Entries from a dataset of interfaces:
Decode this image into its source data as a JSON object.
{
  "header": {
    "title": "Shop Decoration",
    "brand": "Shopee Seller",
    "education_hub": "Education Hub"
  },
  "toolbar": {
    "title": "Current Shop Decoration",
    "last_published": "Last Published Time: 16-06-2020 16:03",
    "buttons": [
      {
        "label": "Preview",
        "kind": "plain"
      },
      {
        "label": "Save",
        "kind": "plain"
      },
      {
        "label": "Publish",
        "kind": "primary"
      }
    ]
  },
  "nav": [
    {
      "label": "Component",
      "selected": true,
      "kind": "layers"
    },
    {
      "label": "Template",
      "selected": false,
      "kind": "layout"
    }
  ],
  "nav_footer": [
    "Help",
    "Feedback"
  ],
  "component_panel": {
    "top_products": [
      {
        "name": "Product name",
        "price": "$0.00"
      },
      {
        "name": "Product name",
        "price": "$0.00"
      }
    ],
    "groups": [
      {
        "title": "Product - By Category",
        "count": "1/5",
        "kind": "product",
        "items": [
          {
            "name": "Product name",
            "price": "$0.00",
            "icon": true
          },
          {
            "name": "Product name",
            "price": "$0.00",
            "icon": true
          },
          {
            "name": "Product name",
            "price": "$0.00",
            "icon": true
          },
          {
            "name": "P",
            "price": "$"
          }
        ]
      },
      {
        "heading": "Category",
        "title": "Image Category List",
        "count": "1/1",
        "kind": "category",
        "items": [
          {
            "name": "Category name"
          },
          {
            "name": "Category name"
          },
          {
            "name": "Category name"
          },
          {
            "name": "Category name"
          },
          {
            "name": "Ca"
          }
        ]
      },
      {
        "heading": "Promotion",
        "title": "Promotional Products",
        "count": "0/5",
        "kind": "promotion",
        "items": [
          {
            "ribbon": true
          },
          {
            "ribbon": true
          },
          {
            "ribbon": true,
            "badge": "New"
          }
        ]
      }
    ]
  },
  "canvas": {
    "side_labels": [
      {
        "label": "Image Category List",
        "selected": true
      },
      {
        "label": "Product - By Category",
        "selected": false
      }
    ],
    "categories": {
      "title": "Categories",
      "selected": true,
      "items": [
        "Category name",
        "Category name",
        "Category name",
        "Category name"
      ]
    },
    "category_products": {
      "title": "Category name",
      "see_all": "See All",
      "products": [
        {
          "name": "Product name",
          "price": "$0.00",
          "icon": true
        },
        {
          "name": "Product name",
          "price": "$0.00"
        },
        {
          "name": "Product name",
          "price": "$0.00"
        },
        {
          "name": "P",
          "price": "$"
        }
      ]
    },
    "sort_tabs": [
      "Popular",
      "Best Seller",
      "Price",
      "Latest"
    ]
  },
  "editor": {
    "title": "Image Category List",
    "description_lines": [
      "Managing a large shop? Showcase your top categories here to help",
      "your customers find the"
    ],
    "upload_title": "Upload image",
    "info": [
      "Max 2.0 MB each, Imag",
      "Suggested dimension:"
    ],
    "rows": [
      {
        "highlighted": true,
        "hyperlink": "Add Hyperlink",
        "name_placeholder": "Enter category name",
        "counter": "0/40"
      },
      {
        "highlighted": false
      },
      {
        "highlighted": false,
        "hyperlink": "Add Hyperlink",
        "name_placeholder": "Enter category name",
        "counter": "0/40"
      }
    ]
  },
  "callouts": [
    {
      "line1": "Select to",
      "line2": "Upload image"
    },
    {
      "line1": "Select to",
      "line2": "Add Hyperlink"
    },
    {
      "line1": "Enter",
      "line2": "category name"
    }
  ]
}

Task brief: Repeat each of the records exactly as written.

Response area:
Decode this image into its source data as a JSON object.
{
  "header": {
    "title": "Shop Decoration",
    "brand": "Shopee Seller",
    "education_hub": "Education Hub"
  },
  "toolbar": {
    "title": "Current Shop Decoration",
    "last_published": "Last Published Time: 16-06-2020 16:03",
    "buttons": [
      {
        "label": "Preview",
        "kind": "plain"
      },
      {
        "label": "Save",
        "kind": "plain"
      },
      {
        "label": "Publish",
        "kind": "primary"
      }
    ]
  },
  "nav": [
    {
      "label": "Component",
      "selected": true,
      "kind": "layers"
    },
    {
      "label": "Template",
      "selected": false,
      "kind": "layout"
    }
  ],
  "nav_footer": [
    "Help",
    "Feedback"
  ],
  "component_panel": {
    "top_products": [
      {
        "name": "Product name",
        "price": "$0.00"
      },
      {
        "name": "Product name",
        "price": "$0.00"
      }
    ],
    "groups": [
      {
        "title": "Product - By Category",
        "count": "1/5",
        "kind": "product",
        "items": [
          {
            "name": "Product name",
            "price": "$0.00",
            "icon": true
          },
          {
            "name": "Product name",
            "price": "$0.00",
            "icon": true
          },
          {
            "name": "Product name",
            "price": "$0.00",
            "icon": true
          },
          {
            "name": "P",
            "price": "$"
          }
        ]
      },
      {
        "heading": "Category",
        "title": "Image Category List",
        "count": "1/1",
        "kind": "category",
        "items": [
          {
            "name": "Category name"
          },
          {
            "name": "Category name"
          },
          {
            "name": "Category name"
          },
          {
            "name": "Category name"
          },
          {
            "name": "Ca"
          }
        ]
      },
      {
        "heading": "Promotion",
        "title": "Promotional Products",
        "count": "0/5",
        "kind": "promotion",
        "items": [
          {
            "ribbon": true
          },
          {
            "ribbon": true
          },
          {
            "ribbon": true,
            "badge": "New"
          }
        ]
      }
    ]
  },
  "canvas": {
    "side_labels": [
      {
        "label": "Image Category List",
        "selected": true
      },
      {
        "label": "Product - By Category",
        "selected": false
      }
    ],
    "categories": {
      "title": "Categories",
      "selected": true,
      "items": [
        "Category name",
        "Category name",
        "Category name",
        "Category name"
      ]
    },
    "category_products": {
      "title": "Category name",
      "see_all": "See All",
      "products": [
        {
          "name": "Product name",
          "price": "$0.00",
          "icon": true
        },
        {
          "name": "Product name",
          "price": "$0.00"
        },
        {
          "name": "Product name",
          "price": "$0.00"
        },
        {
          "name": "P",
          "price": "$"
        }
      ]
    },
    "sort_tabs": [
      "Popular",
      "Best Seller",
      "Price",
      "Latest"
    ]
  },
  "editor": {
    "title": "Image Category List",
    "description_lines": [
      "Managing a large shop? Showcase your top categories here to help",
      "your customers find the"
    ],
    "upload_title": "Upload image",
    "info": [
      "Max 2.0 MB each, Imag",
      "Suggested dimension:"
    ],
    "rows": [
      {
        "highlighted": true,
        "hyperlink": "Add Hyperlink",
        "name_placeholder": "Enter category name",
        "counter": "0/40"
      },
      {
        "highlighted": false
      },
      {
        "highlighted": false,
        "hyperlink": "Add Hyperlink",
        "name_placeholder": "Enter category name",
        "counter": "0/40"
      }
    ]
  },
  "callouts": [
    {
      "line1": "Select to",
      "line2": "Upload image"
    },
    {
      "line1": "Select to",
      "line2": "Add Hyperlink"
    },
    {
      "line1": "Enter",
      "line2": "category name"
    }
  ]
}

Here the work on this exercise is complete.